2009 saw the release of 3 albums in one package: the rock-influenced “Lotusflow3r”, the more pop and R&B “MPLSound” and a largely forgettable slick pop album sung by his protégé of the moment Bria Valente. Of the 3, “Lotusflow3r” is by far the best, and is actually on par with some of his best work overall. A return to more straightforward rock, it contains some of his best songwriting of the decade. “Dreamer” in particular is a soaring blues-rock number that gives him a chance once again to show off his brilliance as a guitar player. It’s Hendrix-influenced for sure, but Prince has the chops to pull it off in a way that other imitators can only dream about.

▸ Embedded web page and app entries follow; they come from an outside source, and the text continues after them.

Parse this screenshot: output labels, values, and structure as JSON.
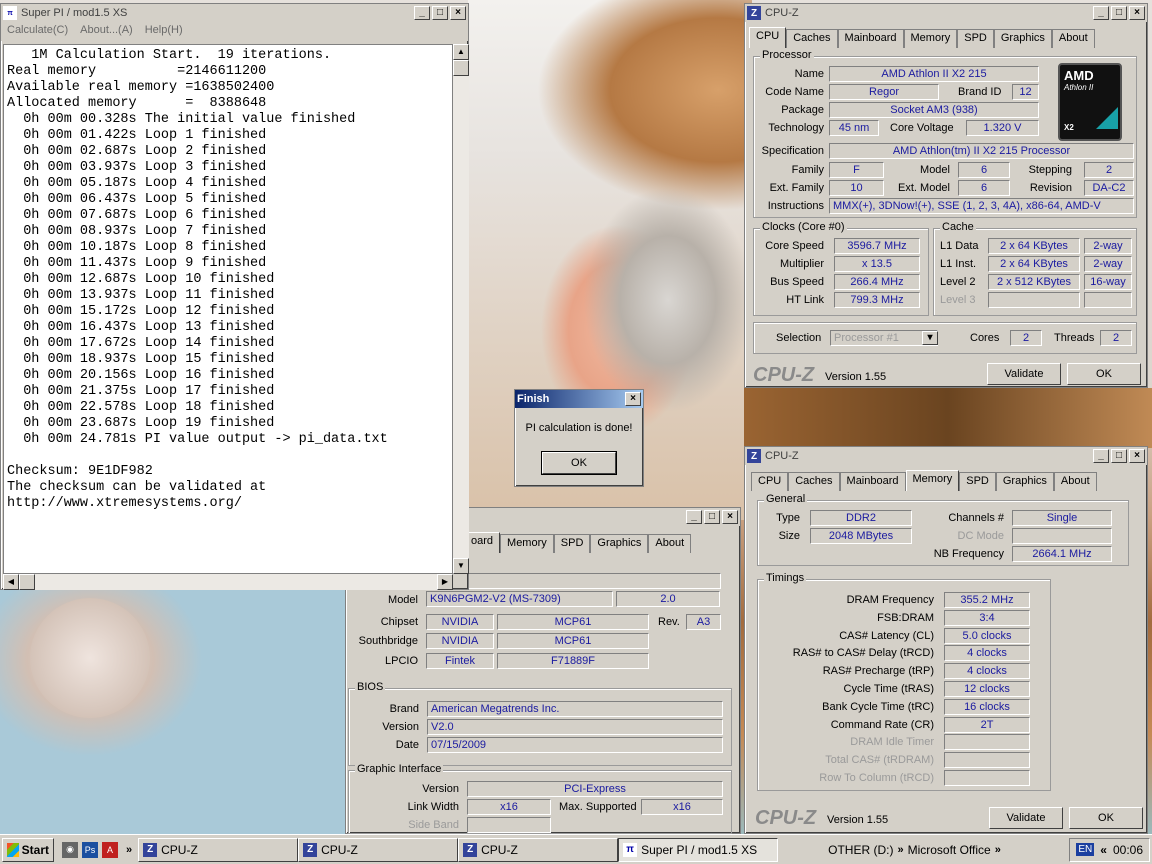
{
  "superpi": {
    "title": "Super PI / mod1.5 XS",
    "menus": [
      "Calculate(C)",
      "About...(A)",
      "Help(H)"
    ],
    "lines": [
      "   1M Calculation Start.  19 iterations.",
      "Real memory          =2146611200",
      "Available real memory =1638502400",
      "Allocated memory      =  8388648",
      "  0h 00m 00.328s The initial value finished",
      "  0h 00m 01.422s Loop 1 finished",
      "  0h 00m 02.687s Loop 2 finished",
      "  0h 00m 03.937s Loop 3 finished",
      "  0h 00m 05.187s Loop 4 finished",
      "  0h 00m 06.437s Loop 5 finished",
      "  0h 00m 07.687s Loop 6 finished",
      "  0h 00m 08.937s Loop 7 finished",
      "  0h 00m 10.187s Loop 8 finished",
      "  0h 00m 11.437s Loop 9 finished",
      "  0h 00m 12.687s Loop 10 finished",
      "  0h 00m 13.937s Loop 11 finished",
      "  0h 00m 15.172s Loop 12 finished",
      "  0h 00m 16.437s Loop 13 finished",
      "  0h 00m 17.672s Loop 14 finished",
      "  0h 00m 18.937s Loop 15 finished",
      "  0h 00m 20.156s Loop 16 finished",
      "  0h 00m 21.375s Loop 17 finished",
      "  0h 00m 22.578s Loop 18 finished",
      "  0h 00m 23.687s Loop 19 finished",
      "  0h 00m 24.781s PI value output -> pi_data.txt",
      "",
      "Checksum: 9E1DF982",
      "The checksum can be validated at",
      "http://www.xtremesystems.org/"
    ]
  },
  "dialog": {
    "title": "Finish",
    "message": "PI calculation is done!",
    "ok": "OK"
  },
  "cpuz_cpu": {
    "title": "CPU-Z",
    "tabs": [
      "CPU",
      "Caches",
      "Mainboard",
      "Memory",
      "SPD",
      "Graphics",
      "About"
    ],
    "processor": {
      "group": "Processor",
      "name_l": "Name",
      "name": "AMD Athlon II X2 215",
      "codename_l": "Code Name",
      "codename": "Regor",
      "brandid_l": "Brand ID",
      "brandid": "12",
      "package_l": "Package",
      "package": "Socket AM3 (938)",
      "tech_l": "Technology",
      "tech": "45 nm",
      "voltage_l": "Core Voltage",
      "voltage": "1.320 V",
      "spec_l": "Specification",
      "spec": "AMD Athlon(tm) II X2 215 Processor",
      "family_l": "Family",
      "family": "F",
      "model_l": "Model",
      "model": "6",
      "stepping_l": "Stepping",
      "stepping": "2",
      "extfamily_l": "Ext. Family",
      "extfamily": "10",
      "extmodel_l": "Ext. Model",
      "extmodel": "6",
      "revision_l": "Revision",
      "revision": "DA-C2",
      "instr_l": "Instructions",
      "instr": "MMX(+), 3DNow!(+), SSE (1, 2, 3, 4A), x86-64, AMD-V"
    },
    "logo": {
      "brand": "AMD",
      "line": "Athlon II",
      "sub": "X2"
    },
    "clocks": {
      "group": "Clocks (Core #0)",
      "speed_l": "Core Speed",
      "speed": "3596.7 MHz",
      "mult_l": "Multiplier",
      "mult": "x 13.5",
      "bus_l": "Bus Speed",
      "bus": "266.4 MHz",
      "ht_l": "HT Link",
      "ht": "799.3 MHz"
    },
    "cache": {
      "group": "Cache",
      "l1d_l": "L1 Data",
      "l1d": "2 x 64 KBytes",
      "l1d_w": "2-way",
      "l1i_l": "L1 Inst.",
      "l1i": "2 x 64 KBytes",
      "l1i_w": "2-way",
      "l2_l": "Level 2",
      "l2": "2 x 512 KBytes",
      "l2_w": "16-way",
      "l3_l": "Level 3"
    },
    "sel_l": "Selection",
    "sel": "Processor #1",
    "cores_l": "Cores",
    "cores": "2",
    "threads_l": "Threads",
    "threads": "2",
    "brand": "CPU-Z",
    "version": "Version 1.55",
    "validate": "Validate",
    "ok": "OK"
  },
  "cpuz_mb": {
    "tabs": [
      "oard",
      "Memory",
      "SPD",
      "Graphics",
      "About"
    ],
    "model_l": "Model",
    "model": "K9N6PGM2-V2 (MS-7309)",
    "model_rev": "2.0",
    "chipset_l": "Chipset",
    "chipset": "NVIDIA",
    "chipset_m": "MCP61",
    "rev_l": "Rev.",
    "rev": "A3",
    "south_l": "Southbridge",
    "south": "NVIDIA",
    "south_m": "MCP61",
    "lpcio_l": "LPCIO",
    "lpcio": "Fintek",
    "lpcio_m": "F71889F",
    "bios": {
      "group": "BIOS",
      "brand_l": "Brand",
      "brand": "American Megatrends Inc.",
      "version_l": "Version",
      "version": "V2.0",
      "date_l": "Date",
      "date": "07/15/2009"
    },
    "gi": {
      "group": "Graphic Interface",
      "version_l": "Version",
      "version": "PCI-Express",
      "lw_l": "Link Width",
      "lw": "x16",
      "ms_l": "Max. Supported",
      "ms": "x16",
      "sb_l": "Side Band"
    }
  },
  "cpuz_mem": {
    "title": "CPU-Z",
    "tabs": [
      "CPU",
      "Caches",
      "Mainboard",
      "Memory",
      "SPD",
      "Graphics",
      "About"
    ],
    "general": {
      "group": "General",
      "type_l": "Type",
      "type": "DDR2",
      "size_l": "Size",
      "size": "2048 MBytes",
      "ch_l": "Channels #",
      "ch": "Single",
      "dc_l": "DC Mode",
      "nb_l": "NB Frequency",
      "nb": "2664.1 MHz"
    },
    "timings": {
      "group": "Timings",
      "rows": [
        {
          "l": "DRAM Frequency",
          "v": "355.2 MHz"
        },
        {
          "l": "FSB:DRAM",
          "v": "3:4"
        },
        {
          "l": "CAS# Latency (CL)",
          "v": "5.0 clocks"
        },
        {
          "l": "RAS# to CAS# Delay (tRCD)",
          "v": "4 clocks"
        },
        {
          "l": "RAS# Precharge (tRP)",
          "v": "4 clocks"
        },
        {
          "l": "Cycle Time (tRAS)",
          "v": "12 clocks"
        },
        {
          "l": "Bank Cycle Time (tRC)",
          "v": "16 clocks"
        },
        {
          "l": "Command Rate (CR)",
          "v": "2T"
        },
        {
          "l": "DRAM Idle Timer",
          "v": ""
        },
        {
          "l": "Total CAS# (tRDRAM)",
          "v": ""
        },
        {
          "l": "Row To Column (tRCD)",
          "v": ""
        }
      ]
    },
    "brand": "CPU-Z",
    "version": "Version 1.55",
    "validate": "Validate",
    "ok": "OK"
  },
  "taskbar": {
    "start": "Start",
    "tasks": [
      "CPU-Z",
      "CPU-Z",
      "CPU-Z",
      "Super PI / mod1.5 XS"
    ],
    "drive": "OTHER (D:)",
    "office": "Microsoft Office",
    "lang": "EN",
    "clock": "00:06"
  }
}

So happy birthday to the prolific, brilliant, troubled genius that is Prince. These are just a bare handful of his lost classics - dozens more could have easily been listed. Over 35 years he’s simply unmatched in popular music in terms being incredibly prolific, and in the sheer number of amazing tunes. Some have turned into massive hits, being at the right place and the right time. Some are known only to die-hard fans. Imagine a song like “Dreamer” released around the time of “Purple Rain” – sure fire instant classic. And yet, these days, most people only look back to his 80s heyday when they think of Prince. There is a reason for this of course – his string from “Dirty Mind” through “Lovesexy” is one of the great sequences of albums in pop/rock history. But there are many great tracks to discover after that, and hopefully in time when fans and critics look over his entire legacy, some of these hidden classics will gain more attention and respect. In the meantime, fans can only pine hopefully for the release of more Vault songs and hope that Prince and Warner Brothers can mend fences enough to allow deluxe reissues of his classic albums, complete with bonus tracks. But Prince being Prince… ya never know what you’re gonna get.